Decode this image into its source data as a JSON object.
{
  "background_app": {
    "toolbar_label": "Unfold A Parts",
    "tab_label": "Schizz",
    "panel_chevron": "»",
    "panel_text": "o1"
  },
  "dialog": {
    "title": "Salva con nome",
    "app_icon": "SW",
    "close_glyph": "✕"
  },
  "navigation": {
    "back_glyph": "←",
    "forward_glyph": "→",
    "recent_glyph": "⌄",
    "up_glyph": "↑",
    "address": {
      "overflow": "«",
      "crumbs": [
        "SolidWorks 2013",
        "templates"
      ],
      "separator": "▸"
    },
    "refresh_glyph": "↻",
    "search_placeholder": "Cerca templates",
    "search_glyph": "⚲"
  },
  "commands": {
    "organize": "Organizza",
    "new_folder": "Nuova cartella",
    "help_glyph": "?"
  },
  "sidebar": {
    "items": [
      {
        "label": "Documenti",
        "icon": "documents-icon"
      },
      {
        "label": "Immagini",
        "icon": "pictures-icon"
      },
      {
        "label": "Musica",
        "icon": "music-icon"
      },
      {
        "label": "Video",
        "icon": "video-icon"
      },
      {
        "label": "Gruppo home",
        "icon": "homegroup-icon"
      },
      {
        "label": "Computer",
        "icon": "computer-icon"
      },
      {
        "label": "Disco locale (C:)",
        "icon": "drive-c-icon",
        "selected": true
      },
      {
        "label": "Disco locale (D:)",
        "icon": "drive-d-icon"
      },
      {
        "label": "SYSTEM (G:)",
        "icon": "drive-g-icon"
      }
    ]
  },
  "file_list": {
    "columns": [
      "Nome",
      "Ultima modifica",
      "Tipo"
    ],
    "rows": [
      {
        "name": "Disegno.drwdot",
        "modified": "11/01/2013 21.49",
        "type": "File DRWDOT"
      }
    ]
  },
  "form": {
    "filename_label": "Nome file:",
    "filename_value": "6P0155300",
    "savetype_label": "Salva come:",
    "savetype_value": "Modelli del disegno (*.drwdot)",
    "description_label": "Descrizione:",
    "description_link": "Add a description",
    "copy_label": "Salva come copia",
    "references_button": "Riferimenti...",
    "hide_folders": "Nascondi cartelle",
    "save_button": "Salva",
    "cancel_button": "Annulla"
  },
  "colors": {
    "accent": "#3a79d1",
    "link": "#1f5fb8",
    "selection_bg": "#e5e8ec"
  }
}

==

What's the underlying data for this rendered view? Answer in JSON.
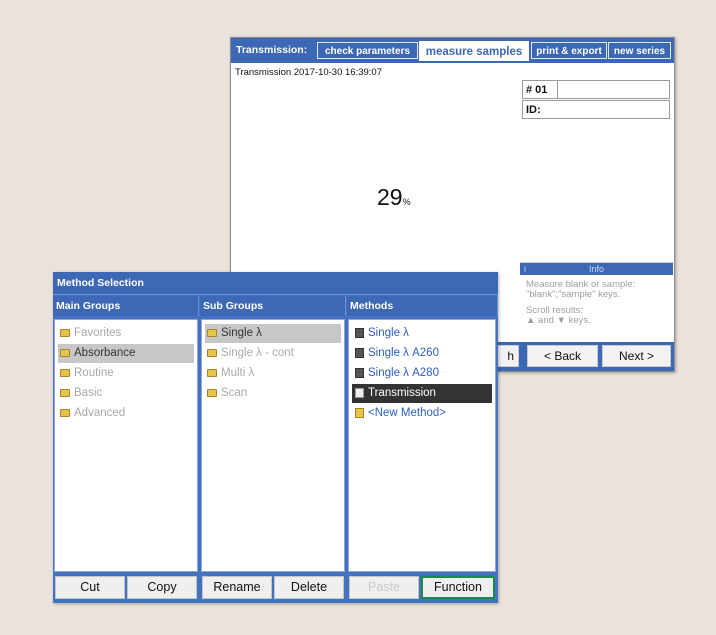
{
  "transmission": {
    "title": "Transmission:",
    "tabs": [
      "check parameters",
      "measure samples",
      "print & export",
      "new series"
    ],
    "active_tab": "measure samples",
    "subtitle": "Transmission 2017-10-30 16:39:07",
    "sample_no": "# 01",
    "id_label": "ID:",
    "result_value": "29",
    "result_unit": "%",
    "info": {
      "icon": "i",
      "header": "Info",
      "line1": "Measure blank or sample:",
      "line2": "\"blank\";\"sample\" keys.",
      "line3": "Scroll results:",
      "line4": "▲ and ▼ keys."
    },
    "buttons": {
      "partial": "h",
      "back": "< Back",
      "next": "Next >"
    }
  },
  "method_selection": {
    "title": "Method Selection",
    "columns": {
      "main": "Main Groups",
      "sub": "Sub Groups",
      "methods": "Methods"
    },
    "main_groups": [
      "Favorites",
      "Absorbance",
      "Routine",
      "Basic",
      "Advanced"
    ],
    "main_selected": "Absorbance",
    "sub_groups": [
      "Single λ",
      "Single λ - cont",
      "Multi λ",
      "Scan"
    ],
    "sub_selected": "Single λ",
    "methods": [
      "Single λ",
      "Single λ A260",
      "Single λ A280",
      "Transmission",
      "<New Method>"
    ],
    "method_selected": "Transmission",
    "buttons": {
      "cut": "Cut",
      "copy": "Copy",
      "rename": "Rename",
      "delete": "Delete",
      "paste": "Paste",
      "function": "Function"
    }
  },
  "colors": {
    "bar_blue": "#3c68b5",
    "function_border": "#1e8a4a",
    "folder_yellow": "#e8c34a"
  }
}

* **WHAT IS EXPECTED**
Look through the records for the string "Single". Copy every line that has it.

* **ANSWER AREA**
      "Single λ",
      "Single λ - cont",
    "sub_selected": "Single λ",
      "Single λ",
      "Single λ A260",
      "Single λ A280",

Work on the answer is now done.